This has to do with the public statistics regarding a user's total upvoting and downvoting count, which can be seen by any visitor in the Activity menu.
This feature request proposes to hide the up and down counters in this section from other users that are not moderators. The reasons for doing this follow.
It is not useful for moderation or curation purposes. Detecting a pattern of fraudulent voting cannot be determined by the total number of votes cast. Whenever a form of targeted voting is investigated, moderators are known to rely on more informative patterns and to escalate to staff when needed. Any flag for moderator attention regarding suspicion of voting fraud should try to state their concerns and suspicions without mentioning these total counts.
We generally agree that comments trying to make a point via the upvote/downvote ratio are not constructive. Reference: this Meta question, asked from someone trying to understand the point of such a comment. By the answers presented, there is no controversy in the statement that these comments are something that we do not want to keep nor encourage.
These numbers tend to create a stigma against users, more than they help educate them. Curators who are likely to have cast a larger number of downvotes than upvotes are perceived as grumpy. Salty. Hostile. Psychopath. Or with troll tendencies. Not my words, but they do happen. The opposite happens as well: non-curators who, from the point of view of some, argue that they could be downvoting more, and that their large number of upvotes vs downvotes is a disservice. And on Meta, this negative stigma seems to be more common than the number of opportunities to explain that these numbers depend on how they use the site, and may present themselves in a wide variety of patterns without being considered a problem of conduct. Quoting a comment from Makyen:
From what I've seen in these comments, and elsewhere where people discuss upvote/downvote ratios, both the vast majority of people and the numbers which are often stated as "good", "bad", or "normal", are heavily biased towards the ideal the person who's presenting the number has for how the site should be used, rather than looking at it with the understanding that the way which they experience and use the site is not the same as how every other person experiences and uses the site.

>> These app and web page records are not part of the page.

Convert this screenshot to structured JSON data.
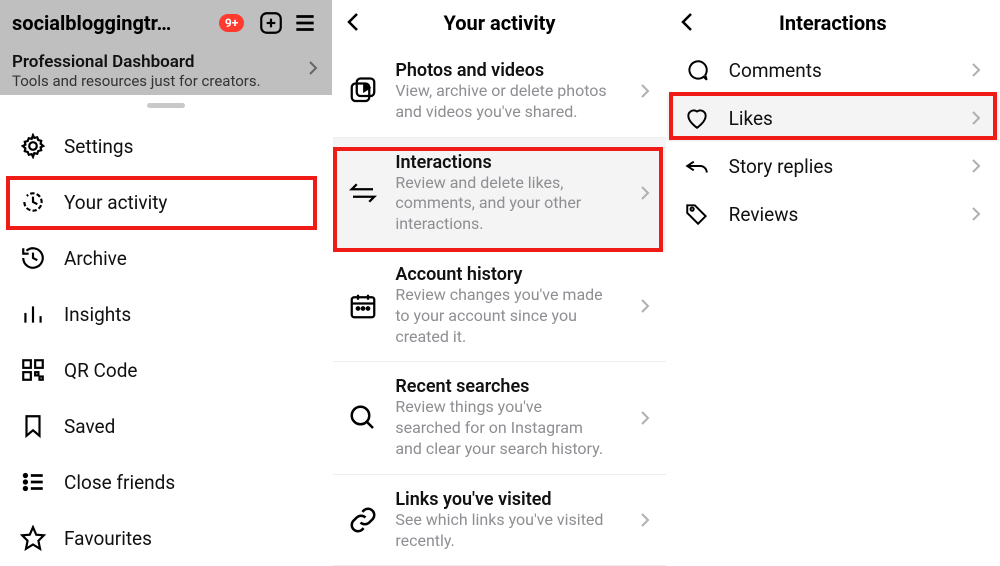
{
  "panel1": {
    "username": "socialbloggingtr…",
    "badge": "9+",
    "dash_title": "Professional Dashboard",
    "dash_sub": "Tools and resources just for creators.",
    "menu": [
      {
        "label": "Settings"
      },
      {
        "label": "Your activity"
      },
      {
        "label": "Archive"
      },
      {
        "label": "Insights"
      },
      {
        "label": "QR Code"
      },
      {
        "label": "Saved"
      },
      {
        "label": "Close friends"
      },
      {
        "label": "Favourites"
      }
    ]
  },
  "panel2": {
    "title": "Your activity",
    "rows": [
      {
        "title": "Photos and videos",
        "sub": "View, archive or delete photos and videos you've shared."
      },
      {
        "title": "Interactions",
        "sub": "Review and delete likes, comments, and your other interactions."
      },
      {
        "title": "Account history",
        "sub": "Review changes you've made to your account since you created it."
      },
      {
        "title": "Recent searches",
        "sub": "Review things you've searched for on Instagram and clear your search history."
      },
      {
        "title": "Links you've visited",
        "sub": "See which links you've visited recently."
      }
    ]
  },
  "panel3": {
    "title": "Interactions",
    "rows": [
      {
        "label": "Comments"
      },
      {
        "label": "Likes"
      },
      {
        "label": "Story replies"
      },
      {
        "label": "Reviews"
      }
    ]
  }
}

There is no one "right" or "good" ratio, or even a narrow range of ratios which are "good", or "bad".
As a consequence of this bias, this information made public can discourage voting, in a platform which definitely needs more voting. In particular, the visibility of these numbers has been mentioned as outright discouraging downvoting. Even if it's not for the sake of not having to explain the upvote/downvote ratio to a potential employer, the previous reasons still stand. As votes are anonymous by design, there is little to no reason for these statistics to be visible.

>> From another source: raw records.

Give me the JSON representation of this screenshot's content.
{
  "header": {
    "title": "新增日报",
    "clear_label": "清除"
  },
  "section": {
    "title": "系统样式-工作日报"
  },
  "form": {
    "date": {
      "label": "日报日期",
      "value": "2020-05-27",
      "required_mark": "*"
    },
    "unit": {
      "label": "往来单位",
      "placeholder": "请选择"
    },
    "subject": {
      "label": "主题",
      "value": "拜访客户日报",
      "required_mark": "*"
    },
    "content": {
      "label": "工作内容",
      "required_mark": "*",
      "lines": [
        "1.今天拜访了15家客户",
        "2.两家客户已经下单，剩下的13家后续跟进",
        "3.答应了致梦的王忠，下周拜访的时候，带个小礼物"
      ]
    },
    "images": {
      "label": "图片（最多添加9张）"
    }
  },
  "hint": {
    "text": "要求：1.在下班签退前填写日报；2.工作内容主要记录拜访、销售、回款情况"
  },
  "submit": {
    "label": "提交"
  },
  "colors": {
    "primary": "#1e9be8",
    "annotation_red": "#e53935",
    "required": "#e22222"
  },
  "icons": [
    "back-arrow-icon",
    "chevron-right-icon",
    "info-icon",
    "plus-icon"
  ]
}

This wouldn't be the first time public information about a user was hidden from public view. The user's acceptance rate was eventually taken out from the asker's user card because it was effectively counter-productive: it resulted in potential answerers deciding to walk away from questions that they could have answered, as well as in askers being pressured and harassed towards accepting answers just to increase this metric. Stack Overflow the company also doesn't have an issue in making unilateral changes to the user profile page, as well exhibited recently. And in this case, the visibility of the upvote/downvote ratio seems to be causing more harm than good.
This doesn't stop people from sharing their own voting ratios. And if absolutely necessary, an open catalog of voting ratios could be constructed, before or after this change, contributed by users choosing to volunteer with their own ratios at some point in time, thus keeping a source of possible patterns for educational purposes.

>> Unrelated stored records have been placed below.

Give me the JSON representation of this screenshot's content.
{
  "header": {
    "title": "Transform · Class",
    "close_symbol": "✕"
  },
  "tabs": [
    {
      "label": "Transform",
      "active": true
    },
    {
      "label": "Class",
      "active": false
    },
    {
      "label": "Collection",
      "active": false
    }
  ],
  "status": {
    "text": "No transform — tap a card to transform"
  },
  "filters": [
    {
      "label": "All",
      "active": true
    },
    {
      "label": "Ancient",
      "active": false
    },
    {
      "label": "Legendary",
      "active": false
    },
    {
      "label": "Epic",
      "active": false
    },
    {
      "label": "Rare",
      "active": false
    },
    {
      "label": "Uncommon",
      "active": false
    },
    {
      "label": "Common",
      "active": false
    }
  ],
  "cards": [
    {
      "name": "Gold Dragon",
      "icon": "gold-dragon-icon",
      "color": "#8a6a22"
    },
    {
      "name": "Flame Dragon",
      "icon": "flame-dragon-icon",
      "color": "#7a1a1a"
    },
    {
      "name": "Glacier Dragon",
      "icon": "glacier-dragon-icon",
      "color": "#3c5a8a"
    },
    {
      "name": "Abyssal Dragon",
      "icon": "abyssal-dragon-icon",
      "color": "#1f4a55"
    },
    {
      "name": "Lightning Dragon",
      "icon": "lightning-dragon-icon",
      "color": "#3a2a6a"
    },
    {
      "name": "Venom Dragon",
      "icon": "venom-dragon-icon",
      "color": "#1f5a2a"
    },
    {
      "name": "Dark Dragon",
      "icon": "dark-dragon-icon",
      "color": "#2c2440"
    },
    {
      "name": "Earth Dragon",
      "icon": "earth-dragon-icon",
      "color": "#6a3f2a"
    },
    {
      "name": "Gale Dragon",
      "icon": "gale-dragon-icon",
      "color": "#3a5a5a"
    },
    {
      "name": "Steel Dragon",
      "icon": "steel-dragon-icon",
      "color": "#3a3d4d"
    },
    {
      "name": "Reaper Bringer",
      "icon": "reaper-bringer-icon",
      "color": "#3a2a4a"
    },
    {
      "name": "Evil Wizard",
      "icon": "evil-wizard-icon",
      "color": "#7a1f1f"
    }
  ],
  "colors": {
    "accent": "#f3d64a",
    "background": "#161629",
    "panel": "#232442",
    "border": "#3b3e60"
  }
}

With these arguments, I would say that it is time for common users to no longer be able to see other users' total number of upvotes and downvotes cast, both on the main site and on Meta, and keeping them only visible to moderators.